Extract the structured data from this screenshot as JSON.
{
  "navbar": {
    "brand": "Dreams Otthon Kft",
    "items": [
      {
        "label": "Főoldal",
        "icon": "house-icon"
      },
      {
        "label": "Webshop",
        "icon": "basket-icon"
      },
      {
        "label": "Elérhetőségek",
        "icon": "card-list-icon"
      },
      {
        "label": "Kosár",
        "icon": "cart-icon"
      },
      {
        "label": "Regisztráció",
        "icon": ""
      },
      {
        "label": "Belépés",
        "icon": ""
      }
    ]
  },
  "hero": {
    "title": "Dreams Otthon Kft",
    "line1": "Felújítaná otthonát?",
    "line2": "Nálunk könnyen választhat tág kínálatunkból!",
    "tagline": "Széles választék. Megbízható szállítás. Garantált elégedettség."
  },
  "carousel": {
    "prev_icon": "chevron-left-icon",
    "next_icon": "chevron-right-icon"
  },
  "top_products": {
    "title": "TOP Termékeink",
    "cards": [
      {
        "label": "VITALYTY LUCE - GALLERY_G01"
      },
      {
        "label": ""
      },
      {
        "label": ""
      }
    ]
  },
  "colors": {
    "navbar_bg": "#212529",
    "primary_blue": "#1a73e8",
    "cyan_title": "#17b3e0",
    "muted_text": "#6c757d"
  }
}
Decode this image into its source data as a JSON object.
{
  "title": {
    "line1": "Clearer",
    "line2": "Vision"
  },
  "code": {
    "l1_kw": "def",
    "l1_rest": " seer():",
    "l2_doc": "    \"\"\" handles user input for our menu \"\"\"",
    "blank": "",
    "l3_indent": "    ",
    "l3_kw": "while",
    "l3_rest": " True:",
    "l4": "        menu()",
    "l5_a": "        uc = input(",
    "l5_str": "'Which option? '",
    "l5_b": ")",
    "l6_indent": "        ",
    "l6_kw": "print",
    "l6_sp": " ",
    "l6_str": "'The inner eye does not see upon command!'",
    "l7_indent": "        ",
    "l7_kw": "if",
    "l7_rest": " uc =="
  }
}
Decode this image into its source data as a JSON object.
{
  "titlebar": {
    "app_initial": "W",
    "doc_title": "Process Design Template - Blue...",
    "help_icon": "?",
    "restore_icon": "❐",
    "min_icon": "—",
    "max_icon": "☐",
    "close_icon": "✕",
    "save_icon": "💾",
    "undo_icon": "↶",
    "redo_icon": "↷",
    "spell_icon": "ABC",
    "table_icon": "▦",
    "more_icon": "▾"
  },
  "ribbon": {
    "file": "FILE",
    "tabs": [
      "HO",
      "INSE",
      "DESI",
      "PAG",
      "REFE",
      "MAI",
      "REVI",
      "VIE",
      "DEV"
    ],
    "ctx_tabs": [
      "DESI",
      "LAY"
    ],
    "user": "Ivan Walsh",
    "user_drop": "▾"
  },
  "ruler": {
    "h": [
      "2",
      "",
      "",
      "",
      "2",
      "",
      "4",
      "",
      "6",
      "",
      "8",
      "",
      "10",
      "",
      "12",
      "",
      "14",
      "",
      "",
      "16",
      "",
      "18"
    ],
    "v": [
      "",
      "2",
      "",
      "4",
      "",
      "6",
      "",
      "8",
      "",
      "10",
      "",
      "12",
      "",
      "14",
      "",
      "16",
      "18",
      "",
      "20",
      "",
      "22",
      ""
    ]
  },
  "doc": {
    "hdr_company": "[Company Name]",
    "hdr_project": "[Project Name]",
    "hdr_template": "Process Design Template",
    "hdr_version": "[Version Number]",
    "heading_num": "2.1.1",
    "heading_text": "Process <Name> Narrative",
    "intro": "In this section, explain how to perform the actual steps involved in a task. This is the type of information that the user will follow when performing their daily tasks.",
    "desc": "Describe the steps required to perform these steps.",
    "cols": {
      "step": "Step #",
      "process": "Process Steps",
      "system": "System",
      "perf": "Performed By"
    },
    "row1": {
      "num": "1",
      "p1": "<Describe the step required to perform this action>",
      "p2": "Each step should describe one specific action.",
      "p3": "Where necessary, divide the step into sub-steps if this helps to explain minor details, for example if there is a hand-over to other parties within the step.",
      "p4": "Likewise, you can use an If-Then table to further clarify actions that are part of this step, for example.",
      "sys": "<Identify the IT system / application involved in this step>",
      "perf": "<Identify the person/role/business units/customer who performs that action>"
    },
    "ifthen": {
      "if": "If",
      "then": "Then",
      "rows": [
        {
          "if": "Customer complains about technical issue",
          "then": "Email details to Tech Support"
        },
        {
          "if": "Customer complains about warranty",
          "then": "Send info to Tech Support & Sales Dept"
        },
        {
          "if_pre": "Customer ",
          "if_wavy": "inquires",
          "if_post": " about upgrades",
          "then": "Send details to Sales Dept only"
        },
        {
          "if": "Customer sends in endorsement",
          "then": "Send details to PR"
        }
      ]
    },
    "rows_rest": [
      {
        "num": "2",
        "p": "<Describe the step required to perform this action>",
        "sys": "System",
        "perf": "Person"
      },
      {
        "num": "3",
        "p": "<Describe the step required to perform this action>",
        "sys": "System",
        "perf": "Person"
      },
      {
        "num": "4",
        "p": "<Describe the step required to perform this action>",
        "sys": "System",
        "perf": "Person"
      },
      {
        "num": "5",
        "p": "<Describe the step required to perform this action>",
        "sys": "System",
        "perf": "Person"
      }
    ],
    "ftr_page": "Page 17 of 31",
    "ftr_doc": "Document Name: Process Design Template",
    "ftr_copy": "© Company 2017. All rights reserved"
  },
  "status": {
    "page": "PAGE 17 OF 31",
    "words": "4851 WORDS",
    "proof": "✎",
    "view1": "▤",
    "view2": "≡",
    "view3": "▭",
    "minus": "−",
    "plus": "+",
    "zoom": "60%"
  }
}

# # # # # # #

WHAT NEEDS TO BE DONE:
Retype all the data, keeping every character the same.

ANSWER SECTION:
Extract the structured data from this screenshot as JSON.
{
  "navbar": {
    "brand": "Dreams Otthon Kft",
    "items": [
      {
        "label": "Főoldal",
        "icon": "house-icon"
      },
      {
        "label": "Webshop",
        "icon": "basket-icon"
      },
      {
        "label": "Elérhetőségek",
        "icon": "card-list-icon"
      },
      {
        "label": "Kosár",
        "icon": "cart-icon"
      },
      {
        "label": "Regisztráció",
        "icon": ""
      },
      {
        "label": "Belépés",
        "icon": ""
      }
    ]
  },
  "hero": {
    "title": "Dreams Otthon Kft",
    "line1": "Felújítaná otthonát?",
    "line2": "Nálunk könnyen választhat tág kínálatunkból!",
    "tagline": "Széles választék. Megbízható szállítás. Garantált elégedettség."
  },
  "carousel": {
    "prev_icon": "chevron-left-icon",
    "next_icon": "chevron-right-icon"
  },
  "top_products": {
    "title": "TOP Termékeink",
    "cards": [
      {
        "label": "VITALYTY LUCE - GALLERY_G01"
      },
      {
        "label": ""
      },
      {
        "label": ""
      }
    ]
  },
  "colors": {
    "navbar_bg": "#212529",
    "primary_blue": "#1a73e8",
    "cyan_title": "#17b3e0",
    "muted_text": "#6c757d"
  }
}
Decode this image into its source data as a JSON object.
{
  "title": {
    "line1": "Clearer",
    "line2": "Vision"
  },
  "code": {
    "l1_kw": "def",
    "l1_rest": " seer():",
    "l2_doc": "    \"\"\" handles user input for our menu \"\"\"",
    "blank": "",
    "l3_indent": "    ",
    "l3_kw": "while",
    "l3_rest": " True:",
    "l4": "        menu()",
    "l5_a": "        uc = input(",
    "l5_str": "'Which option? '",
    "l5_b": ")",
    "l6_indent": "        ",
    "l6_kw": "print",
    "l6_sp": " ",
    "l6_str": "'The inner eye does not see upon command!'",
    "l7_indent": "        ",
    "l7_kw": "if",
    "l7_rest": " uc =="
  }
}
Decode this image into its source data as a JSON object.
{
  "titlebar": {
    "app_initial": "W",
    "doc_title": "Process Design Template - Blue...",
    "help_icon": "?",
    "restore_icon": "❐",
    "min_icon": "—",
    "max_icon": "☐",
    "close_icon": "✕",
    "save_icon": "💾",
    "undo_icon": "↶",
    "redo_icon": "↷",
    "spell_icon": "ABC",
    "table_icon": "▦",
    "more_icon": "▾"
  },
  "ribbon": {
    "file": "FILE",
    "tabs": [
      "HO",
      "INSE",
      "DESI",
      "PAG",
      "REFE",
      "MAI",
      "REVI",
      "VIE",
      "DEV"
    ],
    "ctx_tabs": [
      "DESI",
      "LAY"
    ],
    "user": "Ivan Walsh",
    "user_drop": "▾"
  },
  "ruler": {
    "h": [
      "2",
      "",
      "",
      "",
      "2",
      "",
      "4",
      "",
      "6",
      "",
      "8",
      "",
      "10",
      "",
      "12",
      "",
      "14",
      "",
      "",
      "16",
      "",
      "18"
    ],
    "v": [
      "",
      "2",
      "",
      "4",
      "",
      "6",
      "",
      "8",
      "",
      "10",
      "",
      "12",
      "",
      "14",
      "",
      "16",
      "18",
      "",
      "20",
      "",
      "22",
      ""
    ]
  },
  "doc": {
    "hdr_company": "[Company Name]",
    "hdr_project": "[Project Name]",
    "hdr_template": "Process Design Template",
    "hdr_version": "[Version Number]",
    "heading_num": "2.1.1",
    "heading_text": "Process <Name> Narrative",
    "intro": "In this section, explain how to perform the actual steps involved in a task. This is the type of information that the user will follow when performing their daily tasks.",
    "desc": "Describe the steps required to perform these steps.",
    "cols": {
      "step": "Step #",
      "process": "Process Steps",
      "system": "System",
      "perf": "Performed By"
    },
    "row1": {
      "num": "1",
      "p1": "<Describe the step required to perform this action>",
      "p2": "Each step should describe one specific action.",
      "p3": "Where necessary, divide the step into sub-steps if this helps to explain minor details, for example if there is a hand-over to other parties within the step.",
      "p4": "Likewise, you can use an If-Then table to further clarify actions that are part of this step, for example.",
      "sys": "<Identify the IT system / application involved in this step>",
      "perf": "<Identify the person/role/business units/customer who performs that action>"
    },
    "ifthen": {
      "if": "If",
      "then": "Then",
      "rows": [
        {
          "if": "Customer complains about technical issue",
          "then": "Email details to Tech Support"
        },
        {
          "if": "Customer complains about warranty",
          "then": "Send info to Tech Support & Sales Dept"
        },
        {
          "if_pre": "Customer ",
          "if_wavy": "inquires",
          "if_post": " about upgrades",
          "then": "Send details to Sales Dept only"
        },
        {
          "if": "Customer sends in endorsement",
          "then": "Send details to PR"
        }
      ]
    },
    "rows_rest": [
      {
        "num": "2",
        "p": "<Describe the step required to perform this action>",
        "sys": "System",
        "perf": "Person"
      },
      {
        "num": "3",
        "p": "<Describe the step required to perform this action>",
        "sys": "System",
        "perf": "Person"
      },
      {
        "num": "4",
        "p": "<Describe the step required to perform this action>",
        "sys": "System",
        "perf": "Person"
      },
      {
        "num": "5",
        "p": "<Describe the step required to perform this action>",
        "sys": "System",
        "perf": "Person"
      }
    ],
    "ftr_page": "Page 17 of 31",
    "ftr_doc": "Document Name: Process Design Template",
    "ftr_copy": "© Company 2017. All rights reserved"
  },
  "status": {
    "page": "PAGE 17 OF 31",
    "words": "4851 WORDS",
    "proof": "✎",
    "view1": "▤",
    "view2": "≡",
    "view3": "▭",
    "minus": "−",
    "plus": "+",
    "zoom": "60%"
  }
}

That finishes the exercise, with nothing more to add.